Bojack Horseman Is TV's Smartest, Darkest Sitcom

Netflix’s animated Hollywood satire is back for a third remarkable season.


With Bojack Horseman preparing to release its third season on Netflix this Friday, it seems poised to claim the title of the smartest comedy on television. That triumph feels all the more significant considering its creatively exhausted premise: following the trials and tribulations of a former star trying to burnish his faded celebrity in Los Angeles. You’d think audiences would be sick of insider narratives about Hollywood narcissism in the wake of Curb Your Enthusiasm, Californication, Entourage, etc. But Bojack continues to inventively satirize its own industry, while deepening the anguish of its main cast, and building out its surreal, animated world in ways that dazzlingly reflect our own.

Like many Netflix shows, Bojack took a while to get going—the early episodes of its first season, mocking the booze-soaked life of a washed-up ’90s sitcom star who also happens to be a horse (Will Arnett), were too cutesy and clichéd. But the title character’s self-destructive misdeeds reached new highs and lows in the second season as he was cast in the title role of a Secretariat biopic. This year, Bojack is on the campaign trail looking to win an Oscar, giving the show even wider purview to mock the vapidity of the Hollywood publicity machine. But the best part of season three is how the show experiments with more and more bizarre ways of telling its story, without ever losing grip on the nuances of its ensemble’s disintegrating emotional states.

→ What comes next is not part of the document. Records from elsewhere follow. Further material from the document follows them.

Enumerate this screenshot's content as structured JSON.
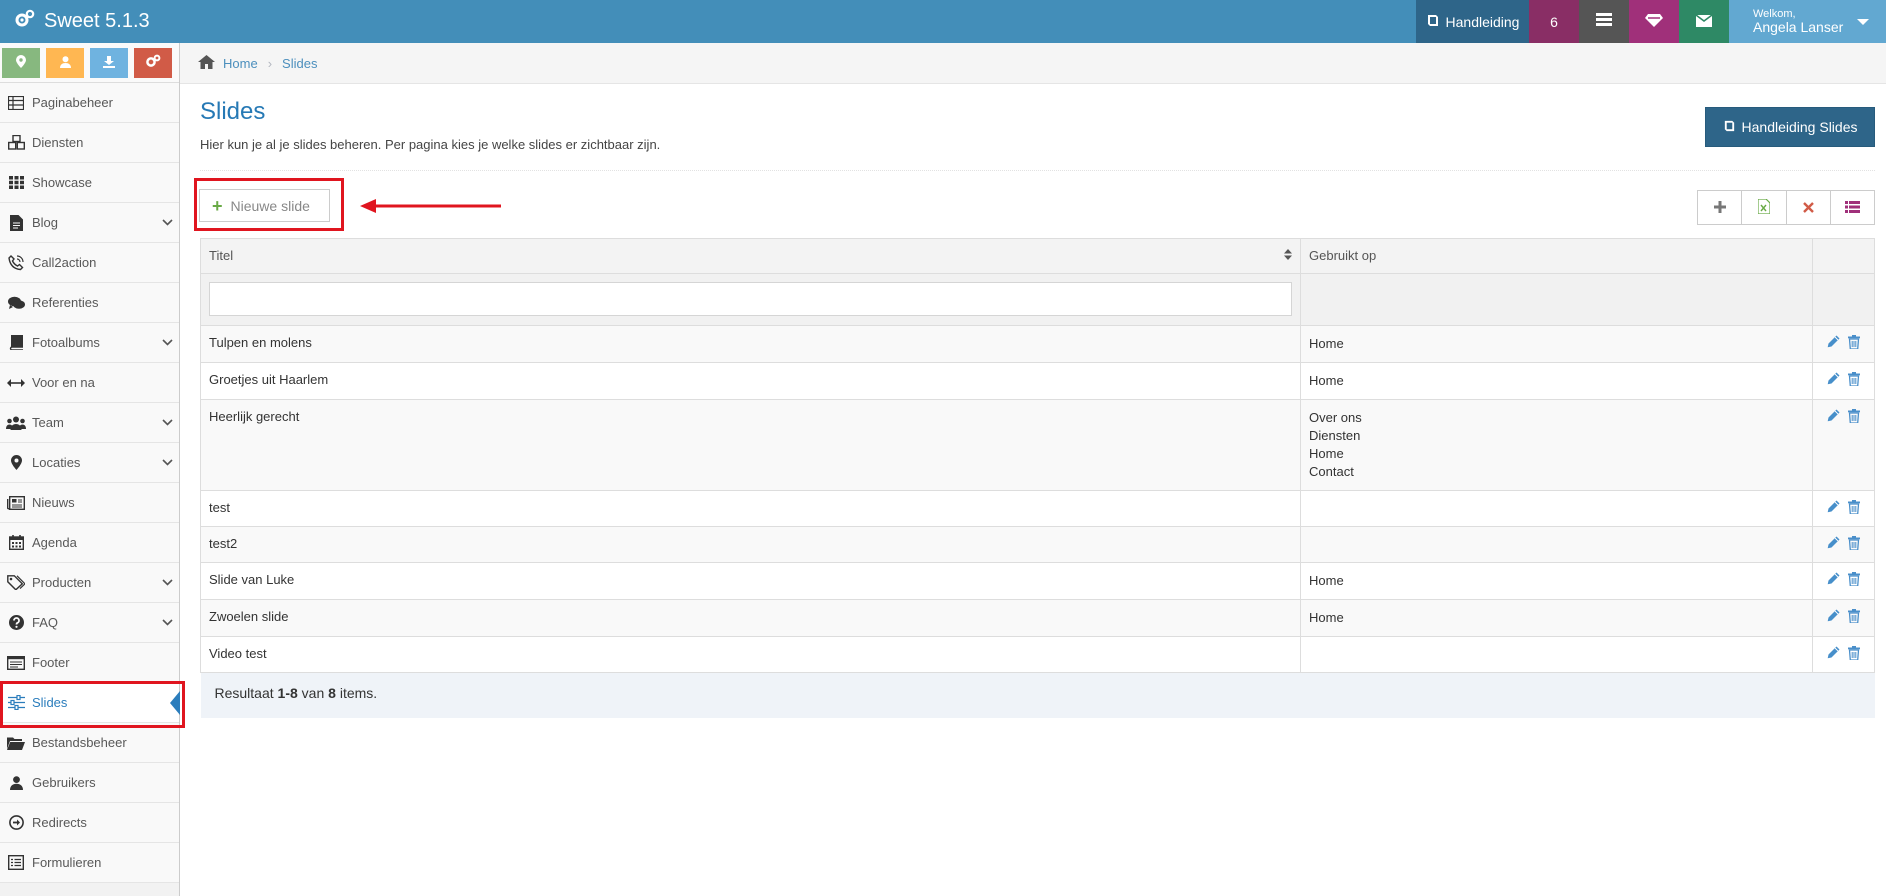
{
  "app": {
    "title": "Sweet 5.1.3"
  },
  "topbar": {
    "manual_label": "Handleiding",
    "count": "6",
    "user": {
      "welcome": "Welkom,",
      "name": "Angela Lanser"
    },
    "icons": [
      "book-icon",
      "list-icon",
      "diamond-icon",
      "envelope-icon"
    ]
  },
  "sidebar": {
    "shortcuts": [
      "map-marker-icon",
      "user-icon",
      "download-icon",
      "cogs-icon"
    ],
    "items": [
      {
        "label": "Paginabeheer",
        "icon": "table-icon",
        "submenu": false
      },
      {
        "label": "Diensten",
        "icon": "cubes-icon",
        "submenu": false
      },
      {
        "label": "Showcase",
        "icon": "grid-icon",
        "submenu": false
      },
      {
        "label": "Blog",
        "icon": "file-icon",
        "submenu": true
      },
      {
        "label": "Call2action",
        "icon": "phone-icon",
        "submenu": false
      },
      {
        "label": "Referenties",
        "icon": "comments-icon",
        "submenu": false
      },
      {
        "label": "Fotoalbums",
        "icon": "book-icon",
        "submenu": true
      },
      {
        "label": "Voor en na",
        "icon": "arrows-h-icon",
        "submenu": false
      },
      {
        "label": "Team",
        "icon": "users-icon",
        "submenu": true
      },
      {
        "label": "Locaties",
        "icon": "map-marker-icon",
        "submenu": true
      },
      {
        "label": "Nieuws",
        "icon": "newspaper-icon",
        "submenu": false
      },
      {
        "label": "Agenda",
        "icon": "calendar-icon",
        "submenu": false
      },
      {
        "label": "Producten",
        "icon": "tags-icon",
        "submenu": true
      },
      {
        "label": "FAQ",
        "icon": "question-icon",
        "submenu": true
      },
      {
        "label": "Footer",
        "icon": "footer-icon",
        "submenu": false
      },
      {
        "label": "Slides",
        "icon": "sliders-icon",
        "submenu": false,
        "active": true
      },
      {
        "label": "Bestandsbeheer",
        "icon": "folder-icon",
        "submenu": false
      },
      {
        "label": "Gebruikers",
        "icon": "user-icon",
        "submenu": false
      },
      {
        "label": "Redirects",
        "icon": "arrow-circle-icon",
        "submenu": false
      },
      {
        "label": "Formulieren",
        "icon": "form-icon",
        "submenu": false
      }
    ]
  },
  "breadcrumb": {
    "home": "Home",
    "current": "Slides"
  },
  "page": {
    "title": "Slides",
    "description": "Hier kun je al je slides beheren. Per pagina kies je welke slides er zichtbaar zijn.",
    "manual_button": "Handleiding Slides",
    "new_button": "Nieuwe slide",
    "toolbar": [
      "plus-icon",
      "excel-icon",
      "clear-filter-icon",
      "columns-icon"
    ]
  },
  "table": {
    "columns": [
      "Titel",
      "Gebruikt op",
      ""
    ],
    "filter_value": "",
    "rows": [
      {
        "titel": "Tulpen en molens",
        "gebruikt_op": [
          "Home"
        ]
      },
      {
        "titel": "Groetjes uit Haarlem",
        "gebruikt_op": [
          "Home"
        ]
      },
      {
        "titel": "Heerlijk gerecht",
        "gebruikt_op": [
          "Over ons",
          "Diensten",
          "Home",
          "Contact"
        ]
      },
      {
        "titel": "test",
        "gebruikt_op": []
      },
      {
        "titel": "test2",
        "gebruikt_op": []
      },
      {
        "titel": "Slide van Luke",
        "gebruikt_op": [
          "Home"
        ]
      },
      {
        "titel": "Zwoelen slide",
        "gebruikt_op": [
          "Home"
        ]
      },
      {
        "titel": "Video test",
        "gebruikt_op": []
      }
    ],
    "summary": {
      "prefix": "Resultaat ",
      "range": "1-8",
      "middle": " van ",
      "total": "8",
      "suffix": " items."
    }
  },
  "colors": {
    "topbar": "#438eb9",
    "highlight": "#e0151f",
    "link": "#2679b5",
    "edit": "#478fca",
    "delete": "#4a8fca"
  }
}
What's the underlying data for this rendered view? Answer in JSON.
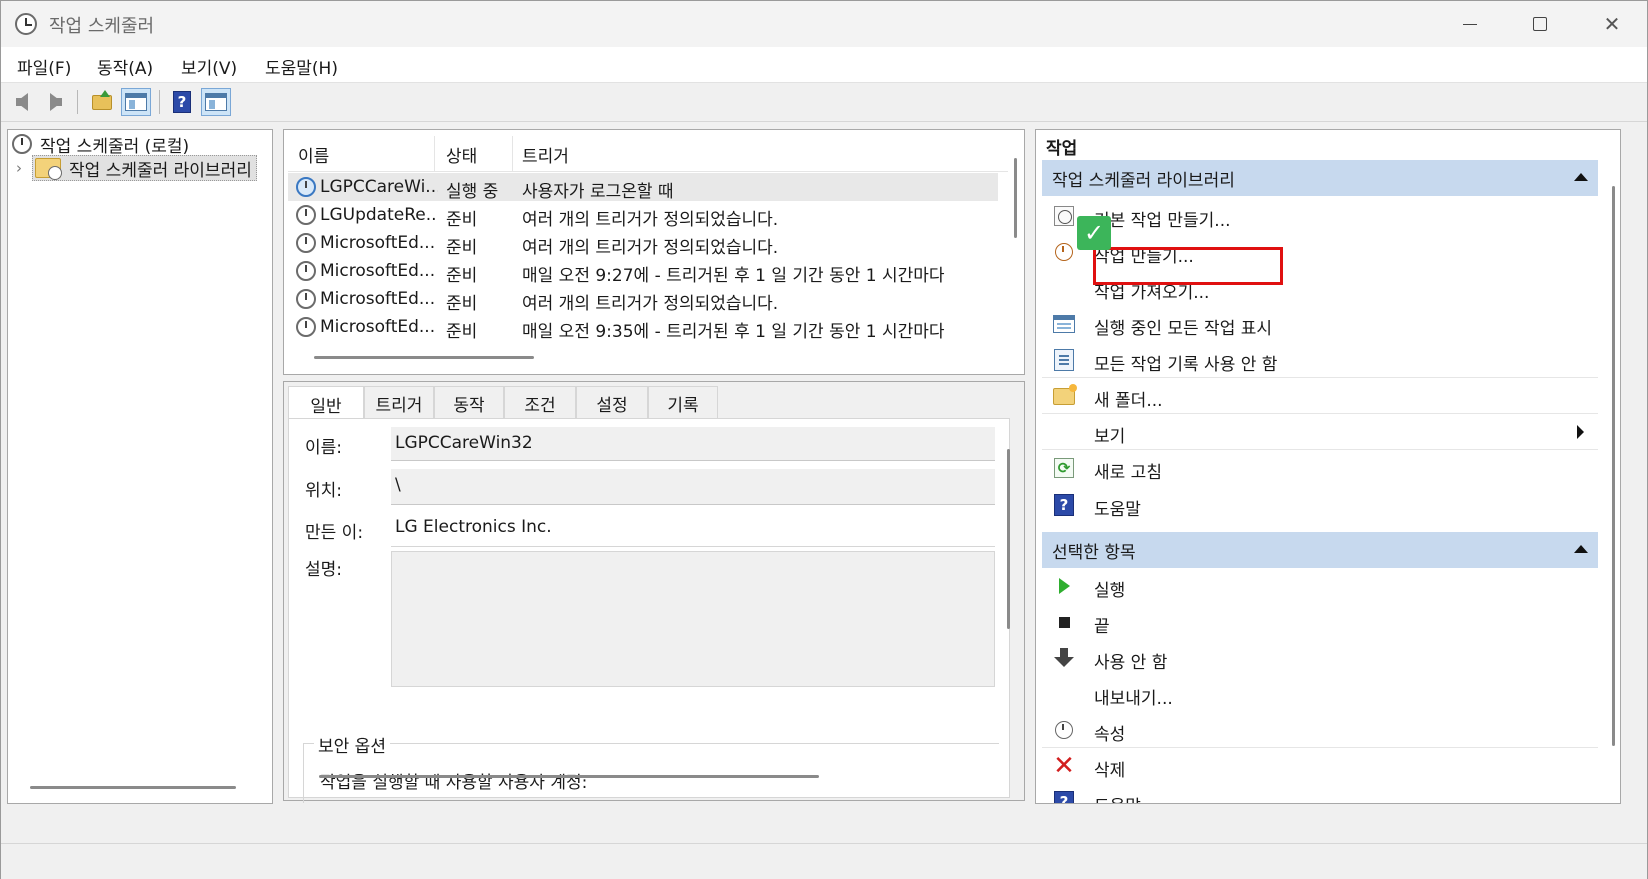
{
  "window": {
    "title": "작업 스케줄러"
  },
  "menu": {
    "file": "파일(F)",
    "action": "동작(A)",
    "view": "보기(V)",
    "help": "도움말(H)"
  },
  "tree": {
    "root": "작업 스케줄러 (로컬)",
    "library": "작업 스케줄러 라이브러리"
  },
  "list": {
    "headers": {
      "name": "이름",
      "status": "상태",
      "trigger": "트리거"
    },
    "rows": [
      {
        "name": "LGPCCareWi...",
        "status": "실행 중",
        "trigger": "사용자가 로그온할 때"
      },
      {
        "name": "LGUpdateRe...",
        "status": "준비",
        "trigger": "여러 개의 트리거가 정의되었습니다."
      },
      {
        "name": "MicrosoftEd...",
        "status": "준비",
        "trigger": "여러 개의 트리거가 정의되었습니다."
      },
      {
        "name": "MicrosoftEd...",
        "status": "준비",
        "trigger": "매일 오전 9:27에 - 트리거된 후 1 일 기간 동안 1 시간마다"
      },
      {
        "name": "MicrosoftEd...",
        "status": "준비",
        "trigger": "여러 개의 트리거가 정의되었습니다."
      },
      {
        "name": "MicrosoftEd...",
        "status": "준비",
        "trigger": "매일 오전 9:35에 - 트리거된 후 1 일 기간 동안 1 시간마다"
      }
    ]
  },
  "detail": {
    "tabs": [
      "일반",
      "트리거",
      "동작",
      "조건",
      "설정",
      "기록"
    ],
    "labels": {
      "name": "이름:",
      "location": "위치:",
      "author": "만든 이:",
      "description": "설명:"
    },
    "values": {
      "name": "LGPCCareWin32",
      "location": "\\",
      "author": "LG Electronics Inc.",
      "description": ""
    },
    "security": {
      "title": "보안 옵션",
      "user_account_label": "작업을 실행할 때 사용할 사용자 계정:"
    }
  },
  "actions": {
    "title": "작업",
    "library_section": {
      "header": "작업 스케줄러 라이브러리",
      "items": {
        "create_basic": "기본 작업 만들기...",
        "create_task": "작업 만들기...",
        "import_task": "작업 가져오기...",
        "show_running": "실행 중인 모든 작업 표시",
        "disable_history": "모든 작업 기록 사용 안 함",
        "new_folder": "새 폴더...",
        "view": "보기",
        "refresh": "새로 고침",
        "help": "도움말"
      }
    },
    "selected_section": {
      "header": "선택한 항목",
      "items": {
        "run": "실행",
        "end": "끝",
        "disable": "사용 안 함",
        "export": "내보내기...",
        "properties": "속성",
        "delete": "삭제",
        "help": "도움말"
      }
    }
  },
  "colors": {
    "section_header": "#c7d9ee",
    "highlight": "#e01010",
    "check": "#3cb55a"
  }
}
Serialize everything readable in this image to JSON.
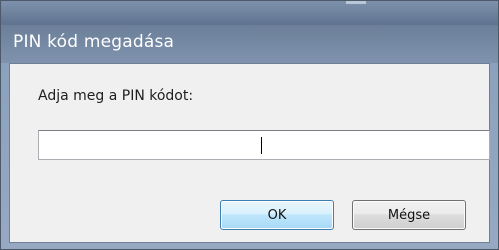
{
  "dialog": {
    "title": "PIN kód megadása",
    "prompt": "Adja meg a PIN kódot:",
    "pin_value": "",
    "ok_label": "OK",
    "cancel_label": "Mégse"
  }
}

Bojack’s trump card is that it’s an animated series inspired by the designs of the terrific illustrator Lisa Hanawalt: It turns the well-trod territory of Hollywood’s corridors of power into a phantasmagoric wonderland of colorful animal-people and endless strange visual gags. Kangaroo bellhops pack suitcases into their pouches to carry them into hotels; a cat has a floating ball of yarn as a screensaver; a male seahorse gives birth to a new litter with practiced boredom. That constant creativity keeps Bojack from leaning too much on tired narratives of the flawed male protagonist, a genre that has only multiplied in the era of “Peak TV.” Bojack certainly is a flawed male protagonist, using booze and casual sex to keep his other demons at bay, but the show around him is so original it can get away with it.

The show is also wise to move the focus from Bojack any time his self-pitying becomes overwhelming. It turns its attention instead to the ongoing marital trials of Bojack’s former biographer Diane (Alison Brie) and her husband Mister Peanutbutter (an ever-optimistic Labrador Retriever/game-show host); the efforts of Princess Carolyn (Amy Sedaris) to keep her burgeoning talent agency afloat; and the increasingly enigmatic Todd (Aaron Paul), a lazy pothead who sleeps on Bojack’s couch and unwittingly provides him with emotional support. The show is unafraid to take on bold digressions into topics like abortion, or the industry’s systemic racism. And every season finale it descends into utter bleakness, as the careful plotting of each character’s neuroses builds into a epic disaster.

That’s not to say Bojack isn’t also often riotously funny. Some of the third season’s best episodes are incredibly high-concept pieces of sitcom brilliance that hold an emotional gut-punch for the climax. In one, Bojack attends a film festival under the sea, a sort of Lost in Translation parody in which everyone is speaking an unintelligible fish language. A series of Buster Keaton-esque hijinks ensue as a silent Bojack tries to make his way to a theater and is beset with countless underwater obstacles. Another episode flashes back to 2007 to set up many of the cast’s initial meet-cutes, loading the script with jokes and fashion cues specific to that annum. Yet another recalls its story in piecemeal flashbacks as Bojack tries to cancel a newspaper subscription, recalling various ways in which the delivery of the fictional Los Angeles Gazette has affected his life over the previous months.

After the first few manic episodes, which seem almost entirely disconnected from each other, the season’s various threads finally begin to come together, and its depressing twists start taking shape on the horizon. Bojack is part soap opera, part self-referential industry satire, and part gonzo animated acid trip—but somehow it merges all those influences into one touching, grounded tale of damaged people trying desperately to cling on to each other even as they self-combust. Amid all that, it still always manages to find hints of lightness and humor. Bojack is a colorful, antic rollercoaster headed for a collision with a brick wall, but its third season nonetheless proves it’s always worth the ride.